[Source material]
________________________________________

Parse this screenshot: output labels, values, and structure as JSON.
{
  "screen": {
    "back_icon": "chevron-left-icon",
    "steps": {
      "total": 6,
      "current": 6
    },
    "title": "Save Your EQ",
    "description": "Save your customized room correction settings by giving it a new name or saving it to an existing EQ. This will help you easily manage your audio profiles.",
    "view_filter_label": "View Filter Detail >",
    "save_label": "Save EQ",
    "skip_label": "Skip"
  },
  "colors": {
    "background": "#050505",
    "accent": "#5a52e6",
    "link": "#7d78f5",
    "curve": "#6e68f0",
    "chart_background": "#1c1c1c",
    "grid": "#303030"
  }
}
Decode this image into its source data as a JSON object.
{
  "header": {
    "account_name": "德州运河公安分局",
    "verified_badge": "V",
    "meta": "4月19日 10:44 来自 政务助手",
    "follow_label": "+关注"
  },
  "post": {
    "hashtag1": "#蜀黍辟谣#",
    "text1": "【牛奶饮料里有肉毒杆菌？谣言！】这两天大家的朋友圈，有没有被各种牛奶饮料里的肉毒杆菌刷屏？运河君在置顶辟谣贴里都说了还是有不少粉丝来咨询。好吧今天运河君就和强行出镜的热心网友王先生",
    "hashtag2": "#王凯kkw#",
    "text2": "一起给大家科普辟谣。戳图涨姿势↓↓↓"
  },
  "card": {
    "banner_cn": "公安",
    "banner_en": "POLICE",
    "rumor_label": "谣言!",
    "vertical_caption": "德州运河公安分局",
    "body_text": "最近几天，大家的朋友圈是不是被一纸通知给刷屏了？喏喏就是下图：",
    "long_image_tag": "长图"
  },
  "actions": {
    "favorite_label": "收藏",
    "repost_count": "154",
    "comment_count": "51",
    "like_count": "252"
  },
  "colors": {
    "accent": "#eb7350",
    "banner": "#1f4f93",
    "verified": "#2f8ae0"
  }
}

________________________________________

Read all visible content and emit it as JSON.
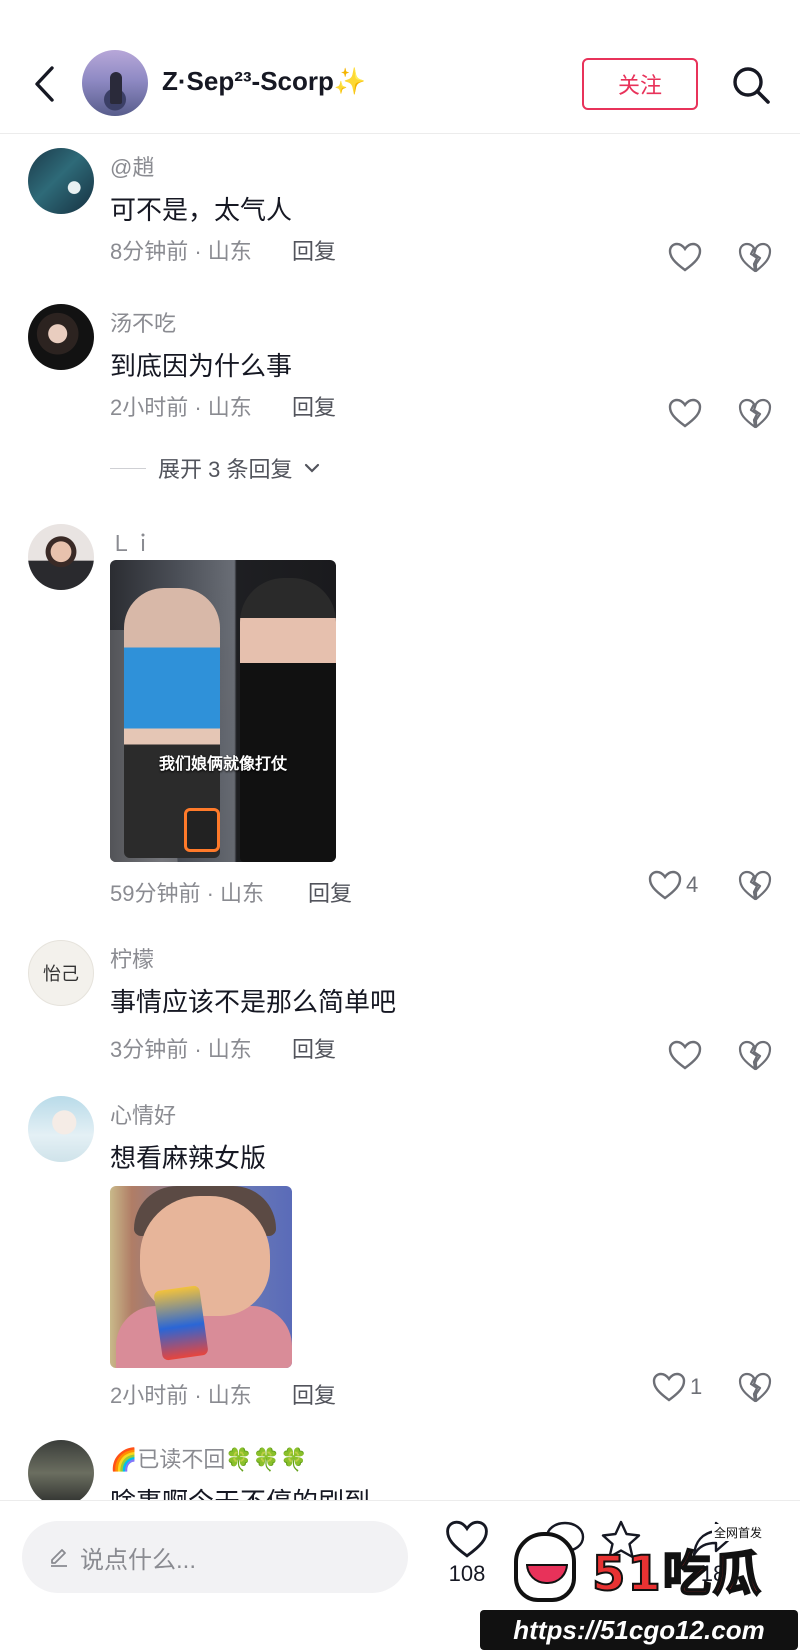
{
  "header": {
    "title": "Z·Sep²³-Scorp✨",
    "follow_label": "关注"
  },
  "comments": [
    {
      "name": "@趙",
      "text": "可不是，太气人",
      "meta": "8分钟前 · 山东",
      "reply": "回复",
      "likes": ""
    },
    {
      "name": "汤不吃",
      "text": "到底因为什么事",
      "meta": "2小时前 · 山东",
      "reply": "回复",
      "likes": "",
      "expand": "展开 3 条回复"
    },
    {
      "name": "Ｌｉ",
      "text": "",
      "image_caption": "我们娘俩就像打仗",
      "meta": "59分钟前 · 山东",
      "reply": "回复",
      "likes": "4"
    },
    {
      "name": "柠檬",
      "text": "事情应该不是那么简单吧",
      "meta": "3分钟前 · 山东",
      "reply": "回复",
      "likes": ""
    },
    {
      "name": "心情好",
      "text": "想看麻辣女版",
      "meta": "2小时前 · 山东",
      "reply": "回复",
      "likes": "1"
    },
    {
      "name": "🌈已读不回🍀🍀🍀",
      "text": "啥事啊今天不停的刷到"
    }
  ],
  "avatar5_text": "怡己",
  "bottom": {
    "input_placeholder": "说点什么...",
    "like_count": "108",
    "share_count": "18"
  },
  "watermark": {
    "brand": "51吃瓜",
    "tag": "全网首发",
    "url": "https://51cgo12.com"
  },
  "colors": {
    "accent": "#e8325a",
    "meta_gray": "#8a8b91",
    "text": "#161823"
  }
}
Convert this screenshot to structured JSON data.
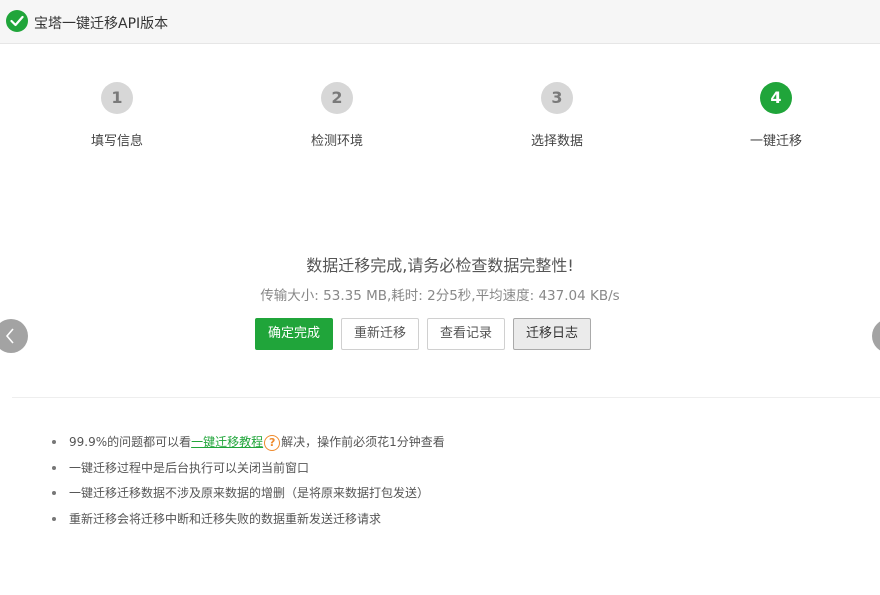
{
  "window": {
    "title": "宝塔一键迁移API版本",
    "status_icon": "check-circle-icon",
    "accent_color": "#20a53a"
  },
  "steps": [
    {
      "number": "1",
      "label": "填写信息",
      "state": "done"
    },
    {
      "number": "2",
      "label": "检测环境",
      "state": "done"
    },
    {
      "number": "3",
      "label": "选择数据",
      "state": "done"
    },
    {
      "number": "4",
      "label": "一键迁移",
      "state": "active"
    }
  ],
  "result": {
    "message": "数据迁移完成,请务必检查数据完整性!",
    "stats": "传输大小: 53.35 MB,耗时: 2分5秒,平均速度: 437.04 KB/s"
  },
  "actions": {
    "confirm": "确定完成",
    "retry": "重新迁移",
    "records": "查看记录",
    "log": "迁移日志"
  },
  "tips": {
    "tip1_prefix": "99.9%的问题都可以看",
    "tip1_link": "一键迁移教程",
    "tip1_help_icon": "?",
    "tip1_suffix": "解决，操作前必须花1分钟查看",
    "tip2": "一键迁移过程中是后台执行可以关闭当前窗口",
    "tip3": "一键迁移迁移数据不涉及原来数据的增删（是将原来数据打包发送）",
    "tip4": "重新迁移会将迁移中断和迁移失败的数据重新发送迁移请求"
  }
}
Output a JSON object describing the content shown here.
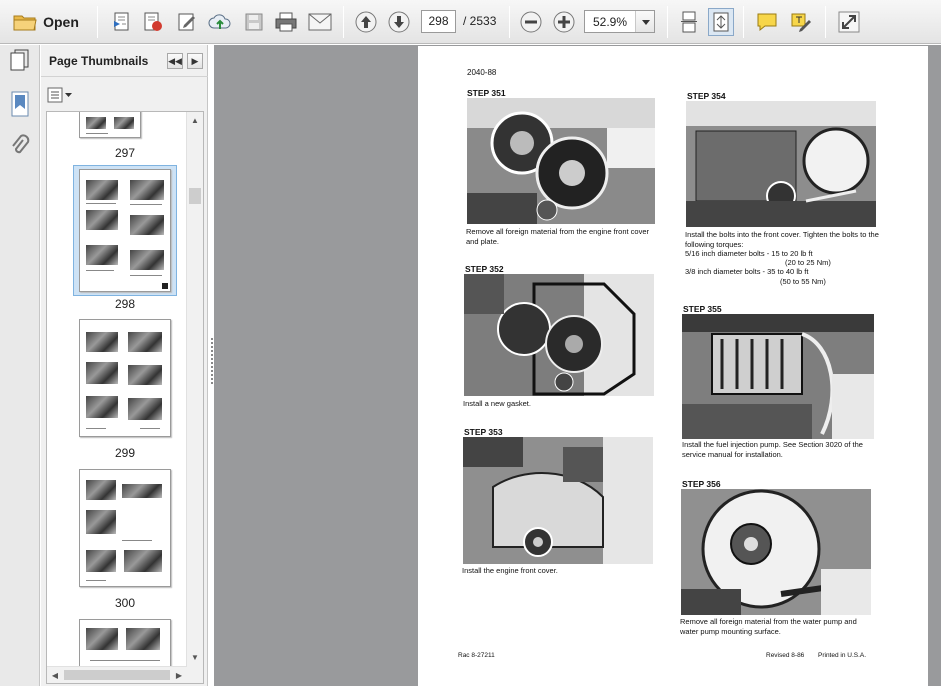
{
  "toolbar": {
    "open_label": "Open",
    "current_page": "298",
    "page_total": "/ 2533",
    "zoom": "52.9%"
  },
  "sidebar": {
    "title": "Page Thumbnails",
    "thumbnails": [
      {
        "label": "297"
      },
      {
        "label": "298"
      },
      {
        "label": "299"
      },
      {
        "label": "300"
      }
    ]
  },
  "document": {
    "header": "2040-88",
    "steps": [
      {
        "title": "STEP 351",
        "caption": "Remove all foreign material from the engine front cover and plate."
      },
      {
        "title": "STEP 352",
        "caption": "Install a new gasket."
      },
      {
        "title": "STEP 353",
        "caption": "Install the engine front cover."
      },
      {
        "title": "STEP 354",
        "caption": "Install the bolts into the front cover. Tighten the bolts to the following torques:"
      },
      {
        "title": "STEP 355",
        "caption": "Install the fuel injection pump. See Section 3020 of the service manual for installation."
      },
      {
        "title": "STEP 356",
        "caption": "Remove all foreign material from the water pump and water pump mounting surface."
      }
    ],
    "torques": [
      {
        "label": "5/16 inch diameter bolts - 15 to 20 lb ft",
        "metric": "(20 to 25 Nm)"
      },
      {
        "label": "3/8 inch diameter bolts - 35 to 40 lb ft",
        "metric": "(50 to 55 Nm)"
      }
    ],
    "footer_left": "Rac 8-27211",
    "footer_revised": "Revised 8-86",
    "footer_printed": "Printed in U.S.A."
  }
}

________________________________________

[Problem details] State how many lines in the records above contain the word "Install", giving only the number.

[The completed task] 4